Aim of the task -
In the material below, which lines hold the word "your"? Pick each one out.

Data provided -
******************************

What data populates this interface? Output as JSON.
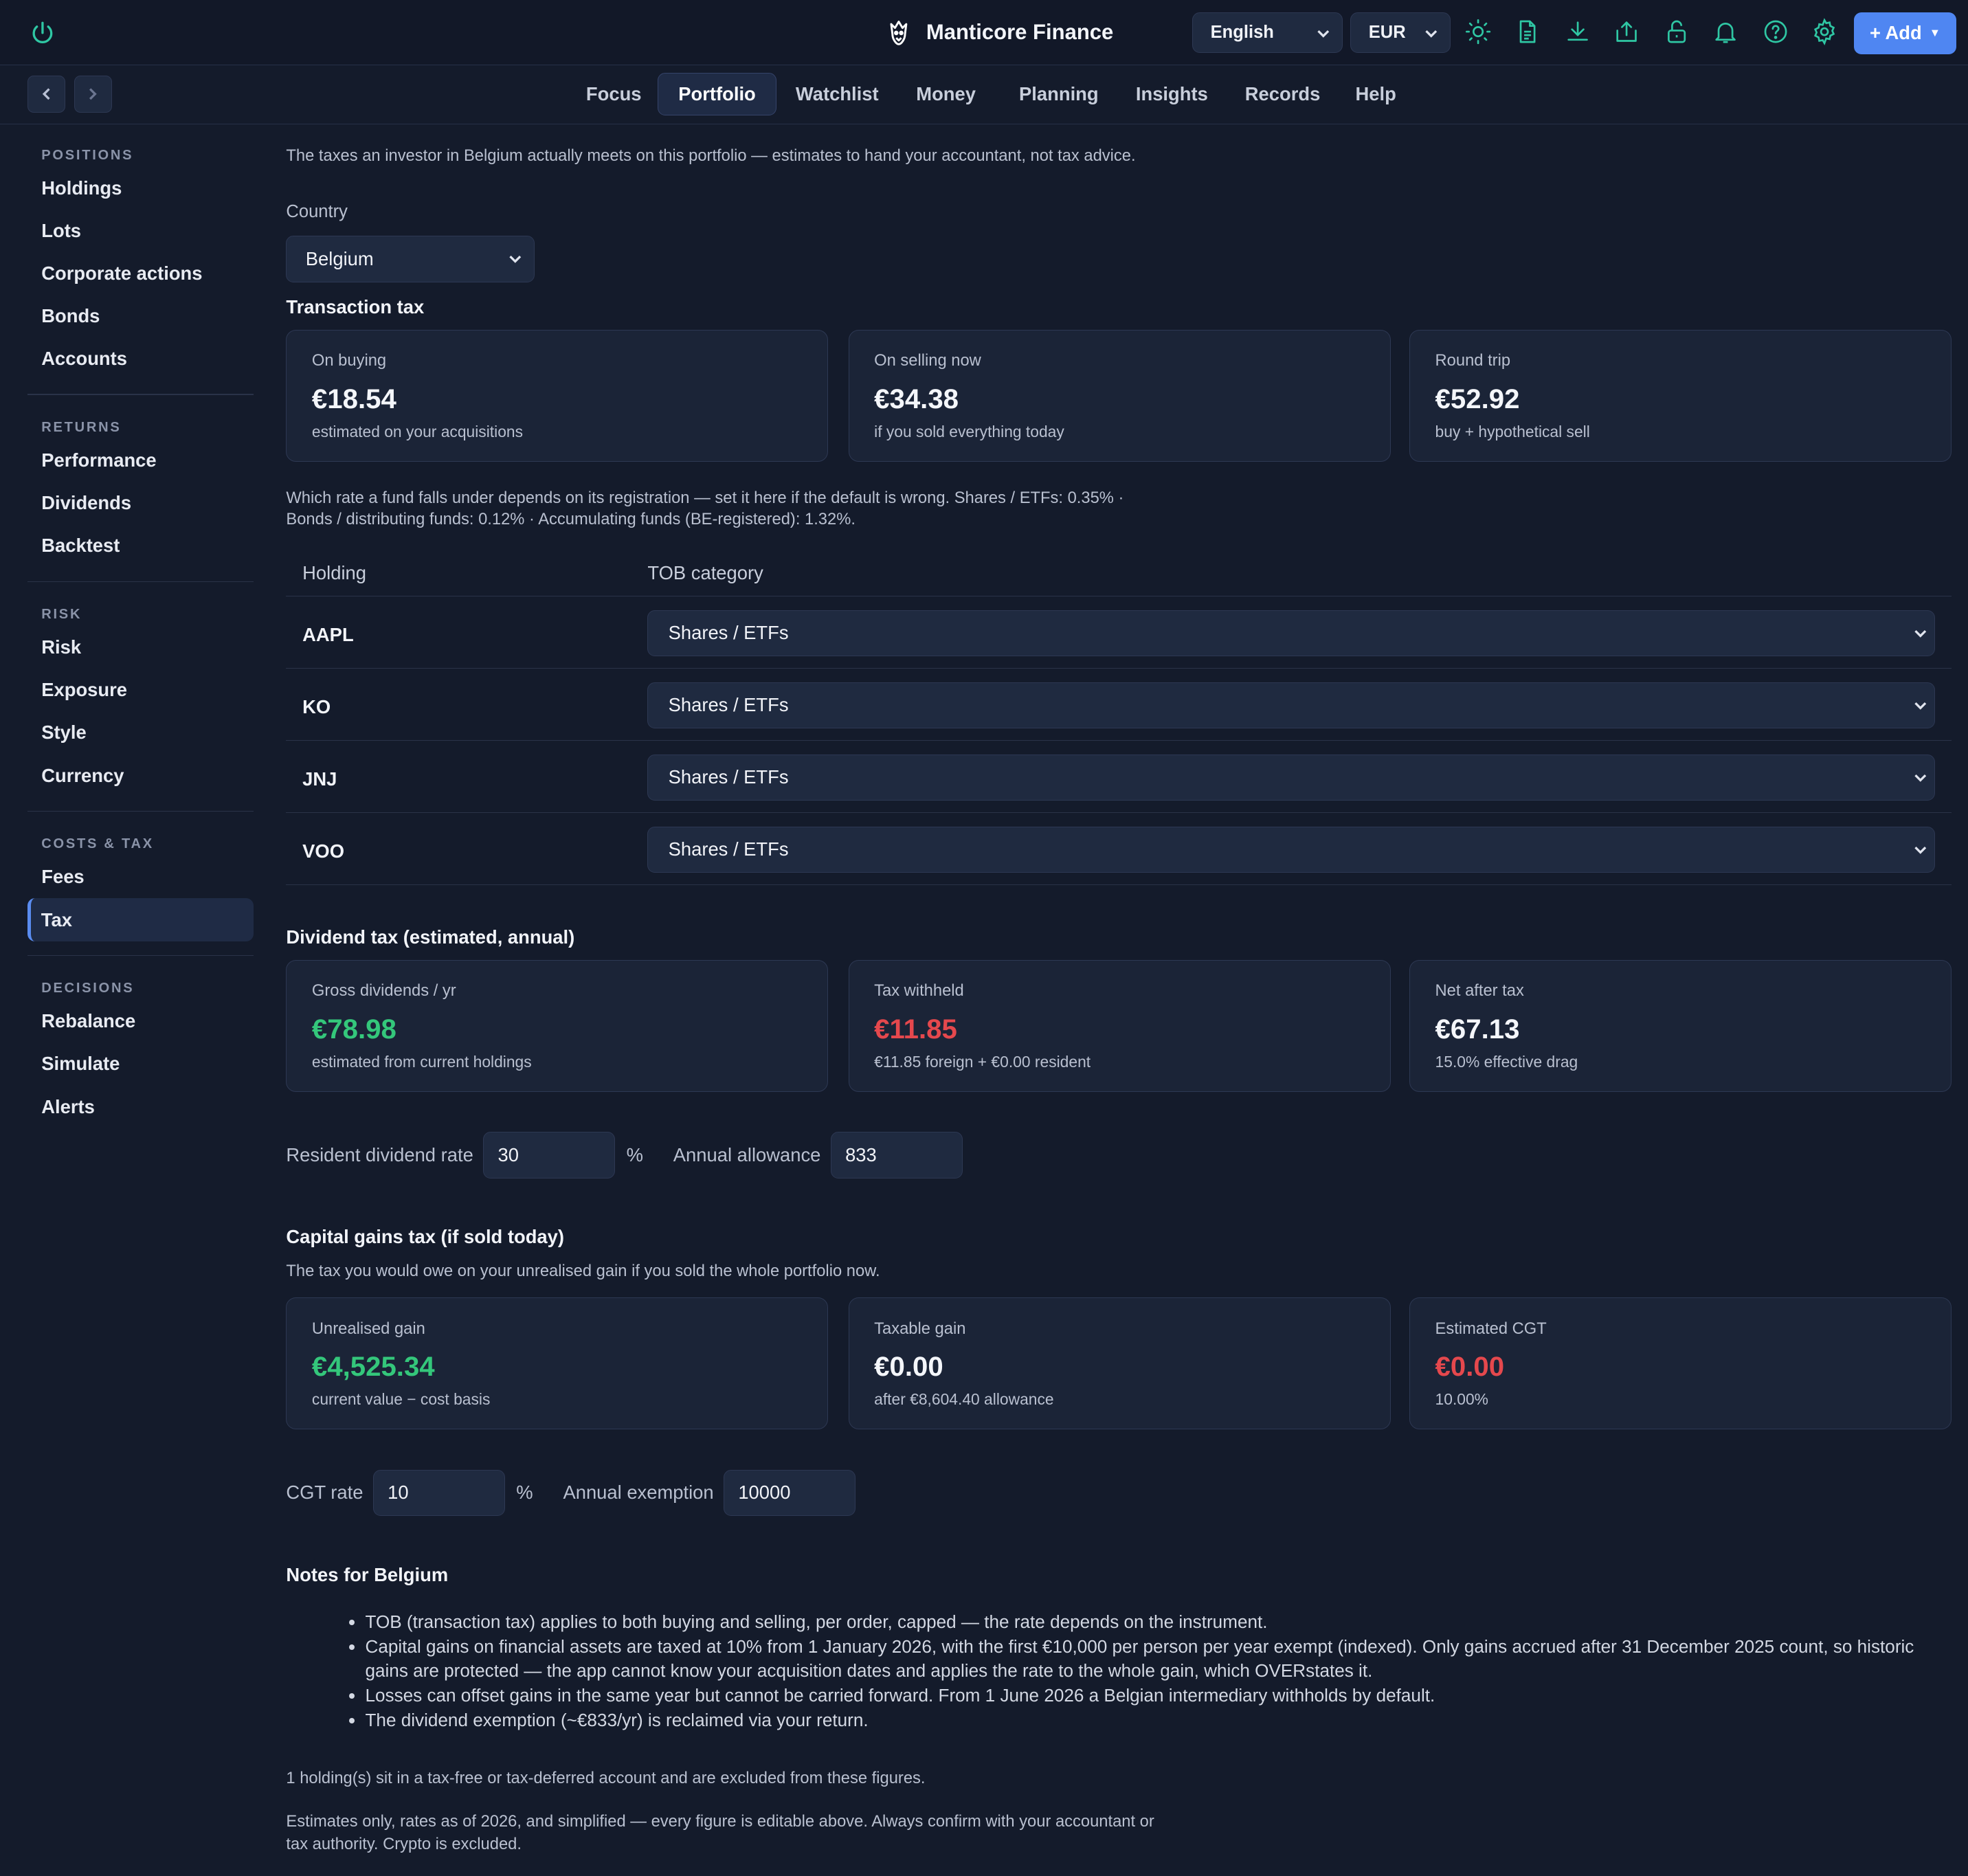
{
  "app": {
    "title": "Manticore Finance"
  },
  "header": {
    "language": "English",
    "currency": "EUR",
    "add_label": "+ Add",
    "icons": [
      "power-icon",
      "sun-icon",
      "document-icon",
      "download-icon",
      "upload-icon",
      "unlock-icon",
      "bell-icon",
      "help-icon",
      "gear-icon"
    ]
  },
  "nav": {
    "tabs": [
      {
        "label": "Focus"
      },
      {
        "label": "Portfolio",
        "active": true
      },
      {
        "label": "Watchlist"
      },
      {
        "label": "Money"
      },
      {
        "label": "Planning"
      },
      {
        "label": "Insights"
      },
      {
        "label": "Records"
      },
      {
        "label": "Help"
      }
    ]
  },
  "sidebar": {
    "groups": [
      {
        "title": "POSITIONS",
        "items": [
          "Holdings",
          "Lots",
          "Corporate actions",
          "Bonds",
          "Accounts"
        ]
      },
      {
        "title": "RETURNS",
        "items": [
          "Performance",
          "Dividends",
          "Backtest"
        ]
      },
      {
        "title": "RISK",
        "items": [
          "Risk",
          "Exposure",
          "Style",
          "Currency"
        ]
      },
      {
        "title": "COSTS & TAX",
        "items": [
          "Fees",
          "Tax"
        ]
      },
      {
        "title": "DECISIONS",
        "items": [
          "Rebalance",
          "Simulate",
          "Alerts"
        ]
      }
    ],
    "active": "Tax"
  },
  "main": {
    "intro": "The taxes an investor in Belgium actually meets on this portfolio — estimates to hand your accountant, not tax advice.",
    "country_label": "Country",
    "country_value": "Belgium",
    "transaction_tax": {
      "title": "Transaction tax",
      "cards": [
        {
          "label": "On buying",
          "value": "€18.54",
          "sub": "estimated on your acquisitions"
        },
        {
          "label": "On selling now",
          "value": "€34.38",
          "sub": "if you sold everything today"
        },
        {
          "label": "Round trip",
          "value": "€52.92",
          "sub": "buy + hypothetical sell"
        }
      ],
      "note_line1": "Which rate a fund falls under depends on its registration — set it here if the default is wrong. Shares / ETFs: 0.35% ·",
      "note_line2": "Bonds / distributing funds: 0.12% · Accumulating funds (BE-registered): 1.32%.",
      "table": {
        "col_holding": "Holding",
        "col_category": "TOB category",
        "rows": [
          {
            "symbol": "AAPL",
            "category": "Shares / ETFs"
          },
          {
            "symbol": "KO",
            "category": "Shares / ETFs"
          },
          {
            "symbol": "JNJ",
            "category": "Shares / ETFs"
          },
          {
            "symbol": "VOO",
            "category": "Shares / ETFs"
          }
        ]
      }
    },
    "dividend_tax": {
      "title": "Dividend tax (estimated, annual)",
      "cards": [
        {
          "label": "Gross dividends / yr",
          "value": "€78.98",
          "sub": "estimated from current holdings"
        },
        {
          "label": "Tax withheld",
          "value": "€11.85",
          "sub": "€11.85 foreign + €0.00 resident"
        },
        {
          "label": "Net after tax",
          "value": "€67.13",
          "sub": "15.0% effective drag"
        }
      ],
      "rate_label": "Resident dividend rate",
      "rate_value": "30",
      "rate_unit": "%",
      "allowance_label": "Annual allowance",
      "allowance_value": "833"
    },
    "cgt": {
      "title": "Capital gains tax (if sold today)",
      "subtitle": "The tax you would owe on your unrealised gain if you sold the whole portfolio now.",
      "cards": [
        {
          "label": "Unrealised gain",
          "value": "€4,525.34",
          "sub": "current value − cost basis"
        },
        {
          "label": "Taxable gain",
          "value": "€0.00",
          "sub": "after €8,604.40 allowance"
        },
        {
          "label": "Estimated CGT",
          "value": "€0.00",
          "sub": "10.00%"
        }
      ],
      "rate_label": "CGT rate",
      "rate_value": "10",
      "rate_unit": "%",
      "exemption_label": "Annual exemption",
      "exemption_value": "10000"
    },
    "notes": {
      "title": "Notes for Belgium",
      "items": [
        "TOB (transaction tax) applies to both buying and selling, per order, capped — the rate depends on the instrument.",
        "Capital gains on financial assets are taxed at 10% from 1 January 2026, with the first €10,000 per person per year exempt (indexed). Only gains accrued after 31 December 2025 count, so historic gains are protected — the app cannot know your acquisition dates and applies the rate to the whole gain, which OVERstates it.",
        "Losses can offset gains in the same year but cannot be carried forward. From 1 June 2026 a Belgian intermediary withholds by default.",
        "The dividend exemption (~€833/yr) is reclaimed via your return."
      ]
    },
    "footer_excluded": "1 holding(s) sit in a tax-free or tax-deferred account and are excluded from these figures.",
    "footer_disclaimer_line1": "Estimates only, rates as of 2026, and simplified — every figure is editable above. Always confirm with your accountant or",
    "footer_disclaimer_line2": "tax authority. Crypto is excluded.",
    "colors": {
      "positive": "#34c77b",
      "negative": "#e5484d",
      "accent": "#2fc7a4",
      "primary": "#4f86f2"
    }
  }
}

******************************

Written solution -
    "intro": "The taxes an investor in Belgium actually meets on this portfolio — estimates to hand your accountant, not tax advice.",
          "sub": "estimated on your acquisitions"
      "subtitle": "The tax you would owe on your unrealised gain if you sold the whole portfolio now.",
        "Capital gains on financial assets are taxed at 10% from 1 January 2026, with the first €10,000 per person per year exempt (indexed). Only gains accrued after 31 December 2025 count, so historic gains are protected — the app cannot know your acquisition dates and applies the rate to the whole gain, which OVERstates it.",
        "The dividend exemption (~€833/yr) is reclaimed via your return."
    "footer_disclaimer_line1": "Estimates only, rates as of 2026, and simplified — every figure is editable above. Always confirm with your accountant or",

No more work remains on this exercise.